WHAT YOU SHOULD DO
Search the records for the word "this" and pick out every line that has it.

GIVEN RECORDS START

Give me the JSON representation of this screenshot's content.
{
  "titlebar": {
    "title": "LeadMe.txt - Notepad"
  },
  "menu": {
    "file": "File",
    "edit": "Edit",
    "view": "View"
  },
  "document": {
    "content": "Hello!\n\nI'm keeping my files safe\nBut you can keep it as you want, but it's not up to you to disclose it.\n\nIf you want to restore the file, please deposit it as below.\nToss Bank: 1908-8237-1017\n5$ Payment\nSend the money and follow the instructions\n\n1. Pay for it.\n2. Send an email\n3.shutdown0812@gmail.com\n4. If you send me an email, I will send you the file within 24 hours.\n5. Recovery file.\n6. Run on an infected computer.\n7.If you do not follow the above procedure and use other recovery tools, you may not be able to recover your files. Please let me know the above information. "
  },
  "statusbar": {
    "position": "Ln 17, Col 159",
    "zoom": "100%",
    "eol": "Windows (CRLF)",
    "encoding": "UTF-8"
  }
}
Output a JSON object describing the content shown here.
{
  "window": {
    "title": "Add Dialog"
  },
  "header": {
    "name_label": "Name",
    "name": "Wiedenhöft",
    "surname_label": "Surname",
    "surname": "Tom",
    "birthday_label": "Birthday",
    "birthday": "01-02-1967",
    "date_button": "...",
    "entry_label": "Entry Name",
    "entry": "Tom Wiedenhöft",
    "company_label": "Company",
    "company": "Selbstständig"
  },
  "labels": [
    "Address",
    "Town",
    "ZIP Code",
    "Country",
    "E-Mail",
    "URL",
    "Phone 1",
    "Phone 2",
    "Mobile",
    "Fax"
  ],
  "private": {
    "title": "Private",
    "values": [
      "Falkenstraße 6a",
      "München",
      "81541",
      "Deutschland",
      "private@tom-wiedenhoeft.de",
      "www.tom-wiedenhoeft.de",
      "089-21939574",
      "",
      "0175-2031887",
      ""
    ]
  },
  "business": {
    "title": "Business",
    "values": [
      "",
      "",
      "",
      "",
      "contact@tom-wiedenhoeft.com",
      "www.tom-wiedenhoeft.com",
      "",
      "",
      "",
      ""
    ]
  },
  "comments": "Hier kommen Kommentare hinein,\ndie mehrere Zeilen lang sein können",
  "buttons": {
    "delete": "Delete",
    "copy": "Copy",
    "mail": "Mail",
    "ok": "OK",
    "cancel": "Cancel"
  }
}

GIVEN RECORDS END
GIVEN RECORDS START

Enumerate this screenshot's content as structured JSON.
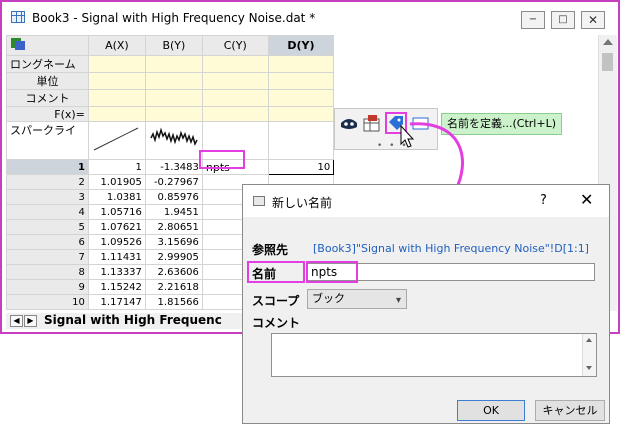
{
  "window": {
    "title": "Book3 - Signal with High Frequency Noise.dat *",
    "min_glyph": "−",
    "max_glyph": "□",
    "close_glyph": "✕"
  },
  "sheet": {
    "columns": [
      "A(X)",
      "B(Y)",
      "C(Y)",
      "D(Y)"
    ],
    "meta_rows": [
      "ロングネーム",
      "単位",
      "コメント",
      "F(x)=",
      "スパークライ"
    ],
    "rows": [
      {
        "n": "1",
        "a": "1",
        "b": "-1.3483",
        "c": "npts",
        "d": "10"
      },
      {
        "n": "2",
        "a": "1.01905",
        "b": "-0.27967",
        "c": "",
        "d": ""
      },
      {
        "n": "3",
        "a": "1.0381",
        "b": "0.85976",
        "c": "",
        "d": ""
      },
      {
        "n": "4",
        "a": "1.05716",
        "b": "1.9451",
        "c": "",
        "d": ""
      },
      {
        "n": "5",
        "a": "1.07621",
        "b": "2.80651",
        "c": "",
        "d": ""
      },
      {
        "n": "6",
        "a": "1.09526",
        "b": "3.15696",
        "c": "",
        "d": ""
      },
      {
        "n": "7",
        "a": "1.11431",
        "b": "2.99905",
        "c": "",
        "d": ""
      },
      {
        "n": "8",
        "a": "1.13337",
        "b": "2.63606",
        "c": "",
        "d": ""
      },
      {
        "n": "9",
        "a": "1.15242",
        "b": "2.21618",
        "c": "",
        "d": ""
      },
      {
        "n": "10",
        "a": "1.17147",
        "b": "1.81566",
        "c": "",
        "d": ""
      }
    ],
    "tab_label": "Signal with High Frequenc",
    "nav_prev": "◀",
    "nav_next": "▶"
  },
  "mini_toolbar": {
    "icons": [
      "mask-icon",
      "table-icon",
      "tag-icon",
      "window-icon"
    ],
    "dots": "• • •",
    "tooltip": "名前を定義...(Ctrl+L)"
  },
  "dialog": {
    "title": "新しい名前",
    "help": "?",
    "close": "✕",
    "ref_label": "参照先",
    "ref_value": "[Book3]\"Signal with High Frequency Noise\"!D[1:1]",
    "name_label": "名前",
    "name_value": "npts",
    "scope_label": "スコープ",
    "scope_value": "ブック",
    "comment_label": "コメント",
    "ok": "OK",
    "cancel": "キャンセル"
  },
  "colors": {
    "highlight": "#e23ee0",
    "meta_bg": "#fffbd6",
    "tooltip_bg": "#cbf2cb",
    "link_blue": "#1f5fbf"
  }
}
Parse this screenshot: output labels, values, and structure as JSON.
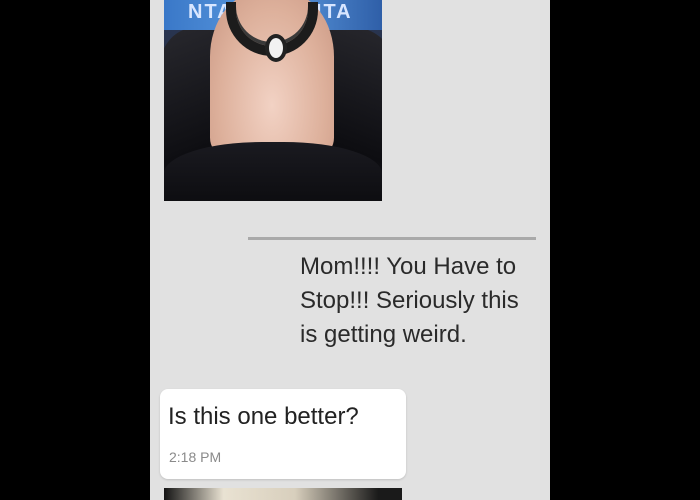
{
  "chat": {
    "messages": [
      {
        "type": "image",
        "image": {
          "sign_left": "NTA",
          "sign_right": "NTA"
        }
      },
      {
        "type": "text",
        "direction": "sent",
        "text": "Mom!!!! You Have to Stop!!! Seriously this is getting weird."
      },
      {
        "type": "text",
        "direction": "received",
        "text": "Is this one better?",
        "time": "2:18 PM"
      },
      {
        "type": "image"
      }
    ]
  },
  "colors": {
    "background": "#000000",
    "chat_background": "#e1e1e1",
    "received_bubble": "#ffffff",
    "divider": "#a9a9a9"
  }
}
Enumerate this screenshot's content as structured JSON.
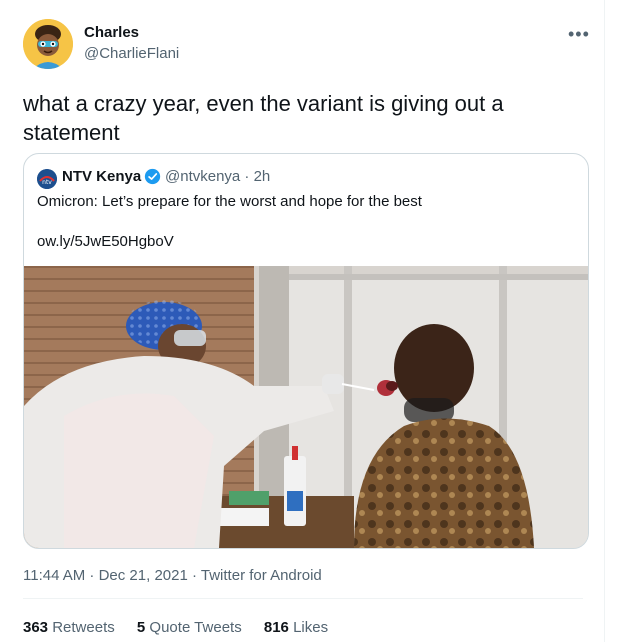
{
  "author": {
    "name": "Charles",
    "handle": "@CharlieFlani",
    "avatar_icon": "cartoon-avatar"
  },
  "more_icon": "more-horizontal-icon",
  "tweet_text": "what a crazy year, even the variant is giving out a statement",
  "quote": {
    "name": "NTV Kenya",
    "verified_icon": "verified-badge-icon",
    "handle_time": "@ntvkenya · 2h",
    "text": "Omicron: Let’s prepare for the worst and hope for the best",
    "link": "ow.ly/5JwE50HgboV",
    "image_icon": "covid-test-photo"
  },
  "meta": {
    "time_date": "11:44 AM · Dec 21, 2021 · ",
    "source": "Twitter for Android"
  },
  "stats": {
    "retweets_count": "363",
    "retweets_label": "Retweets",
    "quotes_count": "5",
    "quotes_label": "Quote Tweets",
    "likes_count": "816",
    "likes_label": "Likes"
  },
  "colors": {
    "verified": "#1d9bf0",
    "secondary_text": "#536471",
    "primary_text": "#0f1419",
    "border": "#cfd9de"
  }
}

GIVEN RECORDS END

RESPONSE BELOW
Give me the JSON representation of this screenshot's content.
Enumerate this screenshot's content as structured JSON.
Parse this screenshot: output labels, values, and structure as JSON.
        "text": "Mom!!!! You Have to Stop!!! Seriously this is getting weird."
        "text": "Is this one better?",
Enumerate this screenshot's content as structured JSON.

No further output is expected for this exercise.